=== WORK TO BE COMPLETED ===
Copy out, from the data, each line containing the string "JSON".

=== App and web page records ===

Segment Open

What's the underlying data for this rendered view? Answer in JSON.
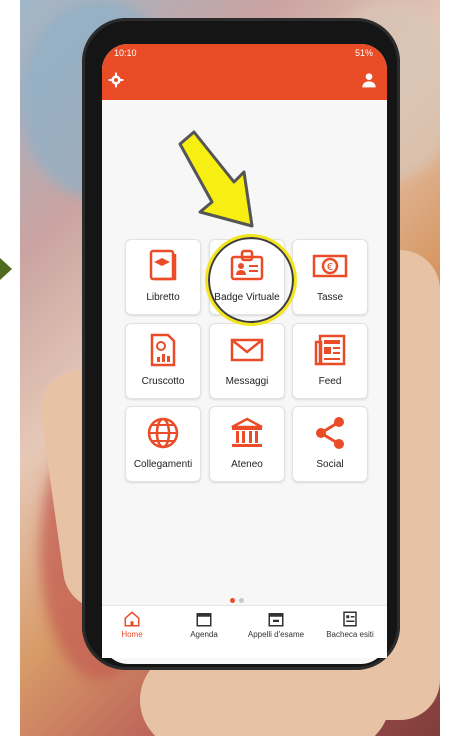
{
  "colors": {
    "accent": "#ea4c28",
    "highlight_ring": "#f2e51b",
    "arrow": "#f7ef12",
    "tile_bg": "#ffffff",
    "text": "#222222"
  },
  "statusbar": {
    "time": "10:10",
    "signal": "51%"
  },
  "tiles": [
    {
      "label": "Libretto",
      "icon": "book-icon"
    },
    {
      "label": "Badge Virtuale",
      "icon": "id-badge-icon"
    },
    {
      "label": "Tasse",
      "icon": "euro-banknote-icon"
    },
    {
      "label": "Cruscotto",
      "icon": "dashboard-chart-icon"
    },
    {
      "label": "Messaggi",
      "icon": "envelope-icon"
    },
    {
      "label": "Feed",
      "icon": "newspaper-icon"
    },
    {
      "label": "Collegamenti",
      "icon": "globe-icon"
    },
    {
      "label": "Ateneo",
      "icon": "university-building-icon"
    },
    {
      "label": "Social",
      "icon": "share-icon"
    }
  ],
  "pagination": {
    "pages": 2,
    "active_index": 0
  },
  "navbar": {
    "items": [
      {
        "label": "Home",
        "icon": "home-icon",
        "active": true
      },
      {
        "label": "Agenda",
        "icon": "calendar-icon",
        "active": false
      },
      {
        "label": "Appelli d'esame",
        "icon": "exam-calendar-icon",
        "active": false
      },
      {
        "label": "Bacheca esiti",
        "icon": "results-board-icon",
        "active": false
      }
    ]
  }
}
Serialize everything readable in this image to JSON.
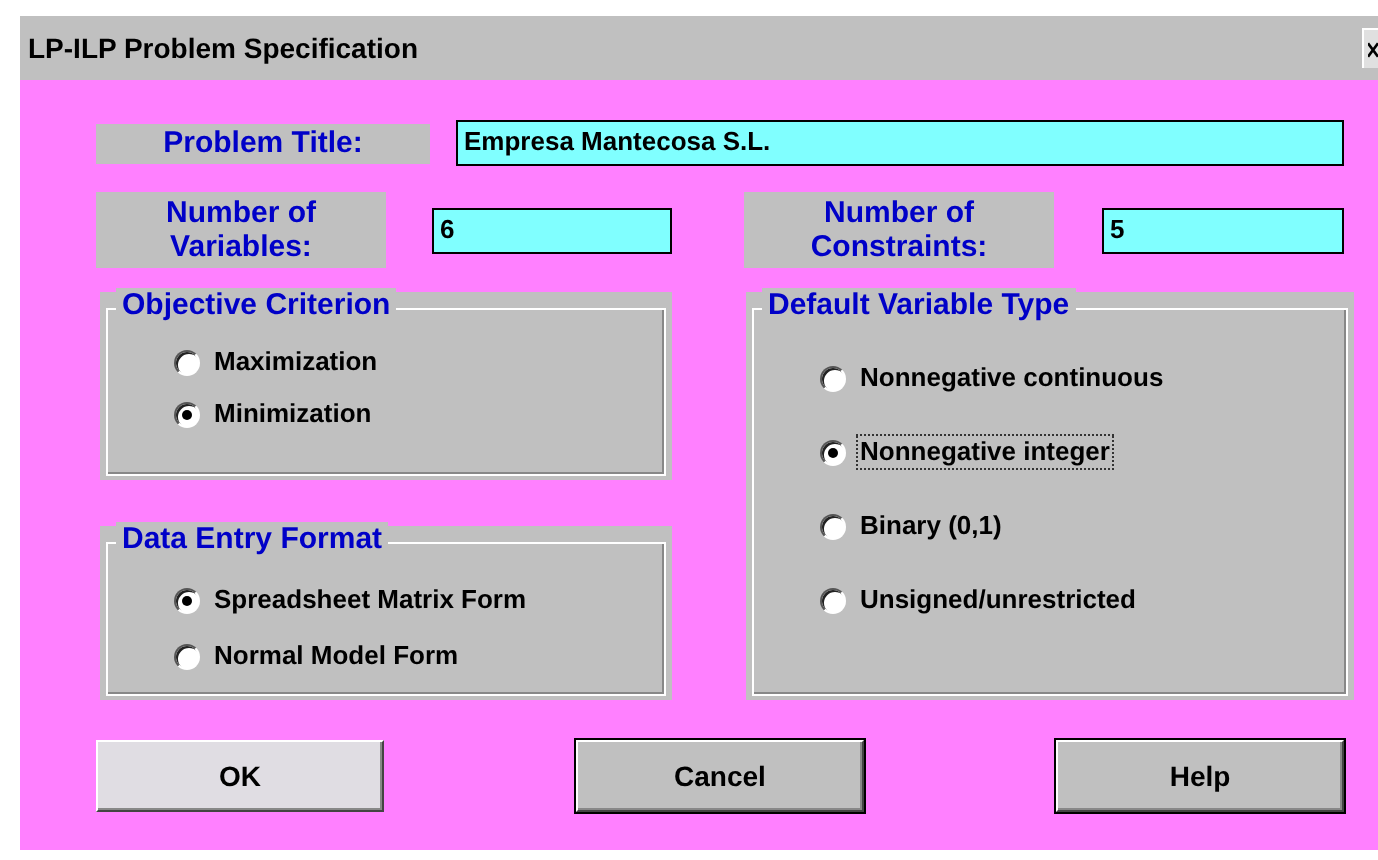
{
  "window": {
    "title": "LP-ILP Problem Specification"
  },
  "problem_title": {
    "label": "Problem Title:",
    "value": "Empresa Mantecosa S.L."
  },
  "variables": {
    "label": [
      "Number of",
      "Variables:"
    ],
    "value": "6"
  },
  "constraints": {
    "label": [
      "Number of",
      "Constraints:"
    ],
    "value": "5"
  },
  "objective_criterion": {
    "title": "Objective Criterion",
    "options": [
      {
        "label": "Maximization",
        "selected": false,
        "focused": false
      },
      {
        "label": "Minimization",
        "selected": true,
        "focused": false
      }
    ]
  },
  "data_entry_format": {
    "title": "Data Entry Format",
    "options": [
      {
        "label": "Spreadsheet Matrix Form",
        "selected": true,
        "focused": false
      },
      {
        "label": "Normal Model Form",
        "selected": false,
        "focused": false
      }
    ]
  },
  "default_variable_type": {
    "title": "Default Variable Type",
    "options": [
      {
        "label": "Nonnegative continuous",
        "selected": false,
        "focused": false
      },
      {
        "label": "Nonnegative integer",
        "selected": true,
        "focused": true
      },
      {
        "label": "Binary (0,1)",
        "selected": false,
        "focused": false
      },
      {
        "label": "Unsigned/unrestricted",
        "selected": false,
        "focused": false
      }
    ]
  },
  "buttons": [
    {
      "label": "OK",
      "focused": true
    },
    {
      "label": "Cancel",
      "focused": false
    },
    {
      "label": "Help",
      "focused": false
    }
  ]
}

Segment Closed

=== ANSWER SECTION ===
What's the underlying data for this rendered view? Answer in JSON.
Serialize everything readable in this image to JSON.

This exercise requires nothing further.